We’re not big on long vacations. We haven’t flown as a family in 10 years, and since that time our longest vacation was probably a four or five day weekend. Our heart is at home, and that’s where we are happiest as a family. Vacations for us are a few days in the mountains, or a few days on the beach, or a few days at Disney.
But my eldest daughter will be 16 this year. A rising sophomore. One day it hit me the way mortality hits you when you first go on heart medication: I had three more summers left with her in the home. Three more chances as a complete family for those bigger vacations we always said we would do “sometime”. Now I’m not talking the standard fare like Caribbean cruises or trips to Hawaii. I’m talking about the stuff I want to share with my kids that will hurt if I never embrace the opportunity. I’m talking about showing them where I grew up, showing them where we got married. I realized how important it was to me to share parts of ourselves, Cheryl and I that is, with our kids. Those parts of ourselves they’ve only known through anecdotes and yellowing pictures.
So the Ludlams descended on Boston. It was easily our best vacation ever.
Boston is core to our marriage and to who we are as individuals. Cheryl and I met at Boston University – she an undergraduate and I a graduate student in the same physics lab. Eventually we were married there (in Boston, not in the physics lab…) and gave the town eight years of our lives. Formative years, as you can imagine, the bulk of our 20s. Going back now, after 20 years away, was not only an irreplaceable opportunity to share our past – and the genesis of our family – with our kids, but it was a tremendous experience of reflection and introspection.
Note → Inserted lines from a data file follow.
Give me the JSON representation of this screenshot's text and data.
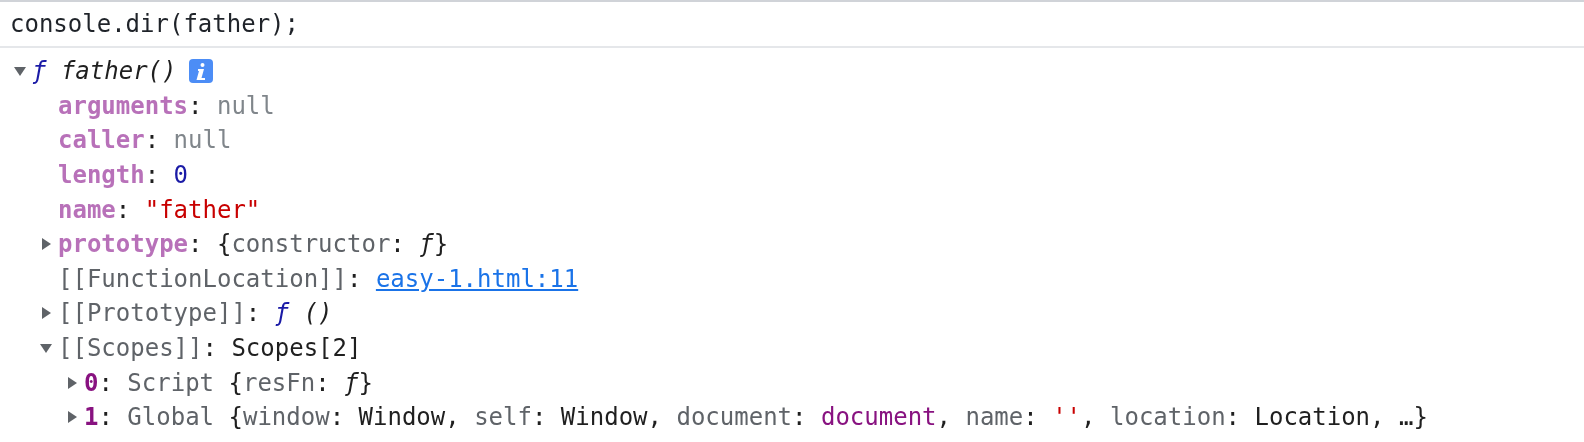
{
  "input": "console.dir(father);",
  "tree": {
    "expanded": true,
    "info_badge": true,
    "tokens": [
      {
        "kind": "fn",
        "text": "ƒ"
      },
      {
        "kind": "italic",
        "text": " father()"
      }
    ],
    "children": [
      {
        "tokens": [
          {
            "kind": "key",
            "text": "arguments"
          },
          {
            "kind": "punct",
            "text": ": "
          },
          {
            "kind": "null",
            "text": "null"
          }
        ]
      },
      {
        "tokens": [
          {
            "kind": "key",
            "text": "caller"
          },
          {
            "kind": "punct",
            "text": ": "
          },
          {
            "kind": "null",
            "text": "null"
          }
        ]
      },
      {
        "tokens": [
          {
            "kind": "key",
            "text": "length"
          },
          {
            "kind": "punct",
            "text": ": "
          },
          {
            "kind": "number",
            "text": "0"
          }
        ]
      },
      {
        "tokens": [
          {
            "kind": "key",
            "text": "name"
          },
          {
            "kind": "punct",
            "text": ": "
          },
          {
            "kind": "string",
            "text": "\"father\""
          }
        ]
      },
      {
        "expanded": false,
        "tokens": [
          {
            "kind": "key",
            "text": "prototype"
          },
          {
            "kind": "punct",
            "text": ": {"
          },
          {
            "kind": "dim",
            "text": "constructor"
          },
          {
            "kind": "punct",
            "text": ": "
          },
          {
            "kind": "fnplain",
            "text": "ƒ"
          },
          {
            "kind": "punct",
            "text": "}"
          }
        ]
      },
      {
        "tokens": [
          {
            "kind": "dim",
            "text": "[[FunctionLocation]]"
          },
          {
            "kind": "punct",
            "text": ": "
          },
          {
            "kind": "link",
            "text": "easy-1.html:11"
          }
        ]
      },
      {
        "expanded": false,
        "tokens": [
          {
            "kind": "dim",
            "text": "[[Prototype]]"
          },
          {
            "kind": "punct",
            "text": ": "
          },
          {
            "kind": "fn",
            "text": "ƒ"
          },
          {
            "kind": "italic",
            "text": " ()"
          }
        ]
      },
      {
        "expanded": true,
        "tokens": [
          {
            "kind": "dim",
            "text": "[[Scopes]]"
          },
          {
            "kind": "punct",
            "text": ": "
          },
          {
            "kind": "plain",
            "text": "Scopes[2]"
          }
        ],
        "children": [
          {
            "expanded": false,
            "tokens": [
              {
                "kind": "index",
                "text": "0"
              },
              {
                "kind": "punct",
                "text": ": "
              },
              {
                "kind": "dim",
                "text": "Script "
              },
              {
                "kind": "punct",
                "text": "{"
              },
              {
                "kind": "dim",
                "text": "resFn"
              },
              {
                "kind": "punct",
                "text": ": "
              },
              {
                "kind": "fnplain",
                "text": "ƒ"
              },
              {
                "kind": "punct",
                "text": "}"
              }
            ]
          },
          {
            "expanded": false,
            "tokens": [
              {
                "kind": "index",
                "text": "1"
              },
              {
                "kind": "punct",
                "text": ": "
              },
              {
                "kind": "dim",
                "text": "Global "
              },
              {
                "kind": "punct",
                "text": "{"
              },
              {
                "kind": "dim",
                "text": "window"
              },
              {
                "kind": "punct",
                "text": ": Window, "
              },
              {
                "kind": "dim",
                "text": "self"
              },
              {
                "kind": "punct",
                "text": ": Window, "
              },
              {
                "kind": "dim",
                "text": "document"
              },
              {
                "kind": "punct",
                "text": ": "
              },
              {
                "kind": "object",
                "text": "document"
              },
              {
                "kind": "punct",
                "text": ", "
              },
              {
                "kind": "dim",
                "text": "name"
              },
              {
                "kind": "punct",
                "text": ": "
              },
              {
                "kind": "string",
                "text": "''"
              },
              {
                "kind": "punct",
                "text": ", "
              },
              {
                "kind": "dim",
                "text": "location"
              },
              {
                "kind": "punct",
                "text": ": Location, …}"
              }
            ]
          }
        ]
      }
    ]
  }
}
Of course our kids had a wonderful time, and as a family we shared the most wonderful of experiences, but right now I just want to share three emotions that hit me hardest on our trip.
The first was regret.
For various reasons our first stop in Boston was at the public library in Copley Square. It is an architectural wonder, a true monument that easily could have been a cathedral. We could have spent the day there. As I walked those halls I wondered to myself why, in all those eight years living in Boston, I had visited that library only once. I had similar feelings as we toured the historic and beautiful sights of Boston throughout the week. I saw, with the wisdom that the extra 20 years has given me, that I could have done so much more with my time in Boston. Part of me wished, in fleeting flashes of longing, that I might be a 20-something once again, setting foot in the big city for the first time, with the energy and freedom to drink in every experience. Of course, I know when I was there I was drinking in experiences as rapidly as I might. I was studying for a Ph.D. I was traveling to Europe. I was falling in love and getting married. Nothing to regret there. Nothing I would want to change. But still, you can’t help but feel when immersing yourself in your own past, that if you had to do it all over again you could do it better.
The second emotion was one that I don’t really have a word for. A heartbreaking joy.
Later that first day we went to the church – Marsh Chapel at Boston University – where we were married. As we stood together before the altar where 21 years ago we said our vows, the tears flowed. I could still grab hold of thin tendrils of memory from that day. I could feel what it was like to watch my bride appear at the back of the church and walk down that aisle, what it was like to take her hands at the altar and then give her our first kiss as a married couple, even what it was like to lay down in the back pew after passing out during the receiving line! It was a joy, because I was so happy to be in the place that started the best part of my life. It was a heartbreaking joy, because I longed to experience that moment again. To re-live it, not to try to improve on it, but just to experience that moment once more.
The third emotion was awe.
I was not in awe of the city, though there is much there that is amazing. I was not in awe of the memories. I was in awe of the human ability to reach across time and connect with events that had happened twenty years before. It was a strange and profound feeling to walk down streets where so much had happened, to walk into rooms where life had been lived. Streets and buildings and rooms that have no connection to my now – other people live and work there, and they will never know me – but that are ghosts of my past, welcoming me for a visit. Before this trip I often felt that I am a different person now than I was in my youth. I have grown in learning and wisdom, as well as in girth. I have worn down in some ways and improved in others. I abide in a new place and have new friends and live a new life. But I was wrong. I am the same person I was then. My past is more than snapshots and anecdotes, fuzzy memories fading like writing on a subway wall. My past is knitted into the fabric of my being. I am now and always will be the grad student in Boston. I am now and always will be the kid in the mountains of Colorado. I am now and always will be the husband and father in South Carolina. All rolled up into one. And the best part about it is that if I embrace that past and reflect on it and truly own it, I can use it to help make my now the best that it can possibly be, for me and my family.
So, yes, it was our best family vacation ever. They say you can’t go back. But you can. You can go back, and you can take your family too.